__What you have to do__:
Begin at the line with "Decode this image" and output every line through the end of the records, exactly as given. Omit pictures.
### Given records ###
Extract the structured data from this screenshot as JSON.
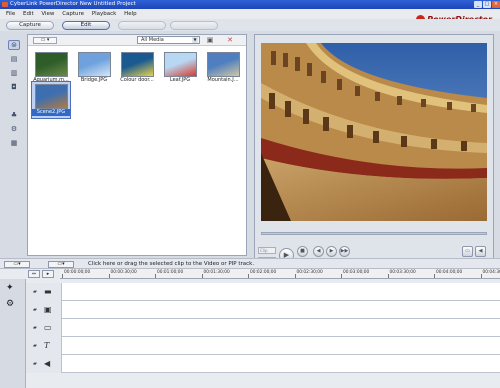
{
  "window": {
    "title": "CyberLink PowerDirector New Untitled Project"
  },
  "menu": [
    "File",
    "Edit",
    "View",
    "Capture",
    "Playback",
    "Help"
  ],
  "brand": {
    "logo_text": "PowerDirector"
  },
  "modes": {
    "capture": "Capture",
    "edit": "Edit"
  },
  "library": {
    "filter": "All Media",
    "items": [
      {
        "label": "Aquarium.m...",
        "colors": [
          "#2f5d2a",
          "#6a8a4a"
        ]
      },
      {
        "label": "Bridge.JPG",
        "colors": [
          "#6fa2dd",
          "#d7e6f5"
        ]
      },
      {
        "label": "Colour door...",
        "colors": [
          "#1b5a90",
          "#e8d24a"
        ]
      },
      {
        "label": "Leaf.JPG",
        "colors": [
          "#b8d7f2",
          "#d63b2b"
        ]
      },
      {
        "label": "Mountain.J...",
        "colors": [
          "#4f7fbf",
          "#d0c7a5"
        ]
      },
      {
        "label": "Scene2.JPG",
        "colors": [
          "#3d6fb0",
          "#b37a3f"
        ],
        "selected": true
      }
    ]
  },
  "status_bar": {
    "hint": "Click here or drag the selected clip to the Video or PIP track."
  },
  "timeline": {
    "ticks": [
      "00:00:00;00",
      "00:00:30;00",
      "00:01:00;00",
      "00:01:30;00",
      "00:02:00;00",
      "00:02:30;00",
      "00:03:00;00",
      "00:03:30;00",
      "00:04:00;00",
      "00:04:30"
    ],
    "tracks": [
      {
        "name": "video-track",
        "icon": "film-icon",
        "glyph": "▬"
      },
      {
        "name": "pip-track",
        "icon": "pip-icon",
        "glyph": "▣"
      },
      {
        "name": "effect-track",
        "icon": "monitor-icon",
        "glyph": "▭"
      },
      {
        "name": "title-track",
        "icon": "title-icon",
        "glyph": "T"
      },
      {
        "name": "voice-track",
        "icon": "speaker-icon",
        "glyph": "◀"
      }
    ]
  }
}
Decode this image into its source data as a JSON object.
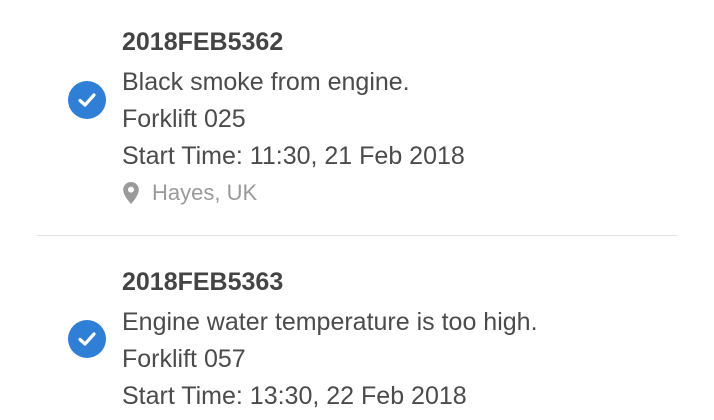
{
  "tickets": [
    {
      "id": "2018FEB5362",
      "description": "Black smoke from engine.",
      "asset": "Forklift 025",
      "start_time": "Start Time: 11:30, 21 Feb 2018",
      "location": "Hayes, UK"
    },
    {
      "id": "2018FEB5363",
      "description": "Engine water temperature is too high.",
      "asset": "Forklift 057",
      "start_time": "Start Time: 13:30, 22 Feb 2018"
    }
  ],
  "colors": {
    "check_blue": "#2f7fd6",
    "title_text": "#444444",
    "body_text": "#4b4b4b",
    "muted_text": "#9a9a9a",
    "divider": "#e0e0e0"
  },
  "icons": {
    "status": "check-circle-icon",
    "location": "map-pin-icon"
  }
}
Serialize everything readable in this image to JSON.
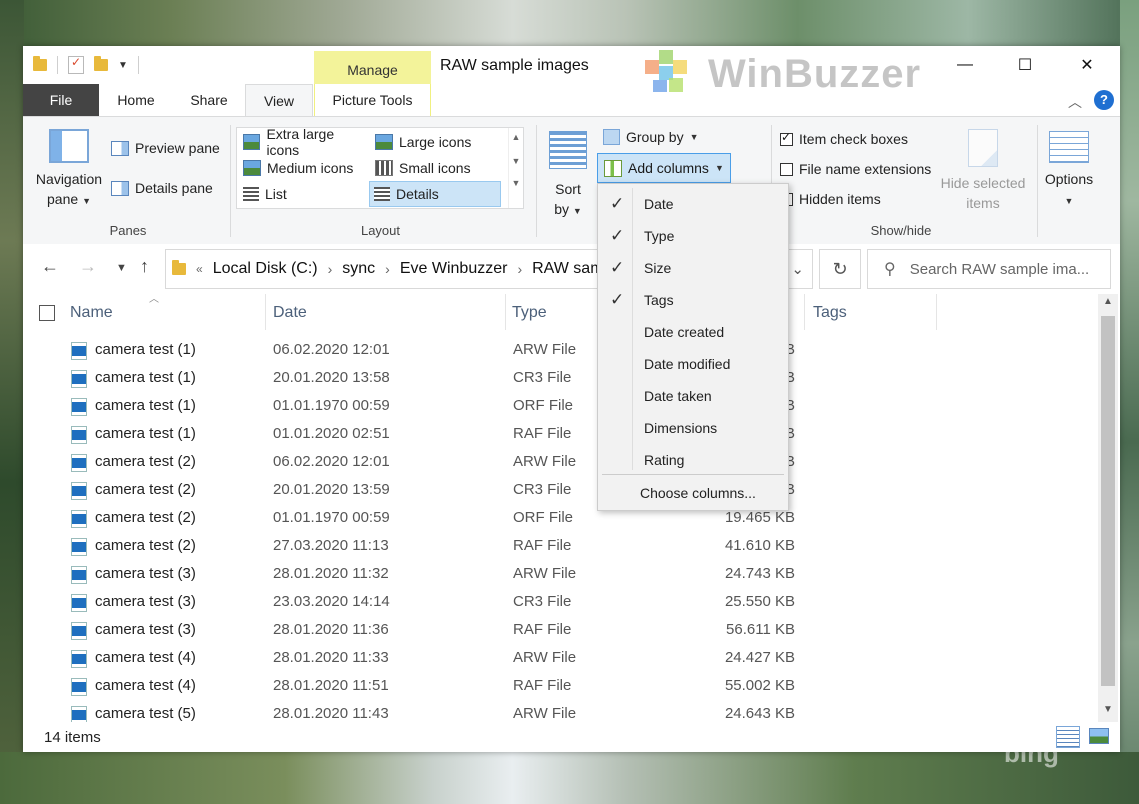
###
__Exercise output__:
Decode this image into its source data as a JSON object.
{
  "tickets": [
    {
      "id": "2018FEB5362",
      "description": "Black smoke from engine.",
      "asset": "Forklift 025",
      "start_time": "Start Time: 11:30, 21 Feb 2018",
      "location": "Hayes, UK"
    },
    {
      "id": "2018FEB5363",
      "description": "Engine water temperature is too high.",
      "asset": "Forklift 057",
      "start_time": "Start Time: 13:30, 22 Feb 2018"
    }
  ],
  "colors": {
    "check_blue": "#2f7fd6",
    "title_text": "#444444",
    "body_text": "#4b4b4b",
    "muted_text": "#9a9a9a",
    "divider": "#e0e0e0"
  },
  "icons": {
    "status": "check-circle-icon",
    "location": "map-pin-icon"
  }
}
Serialize everything readable in this image to JSON.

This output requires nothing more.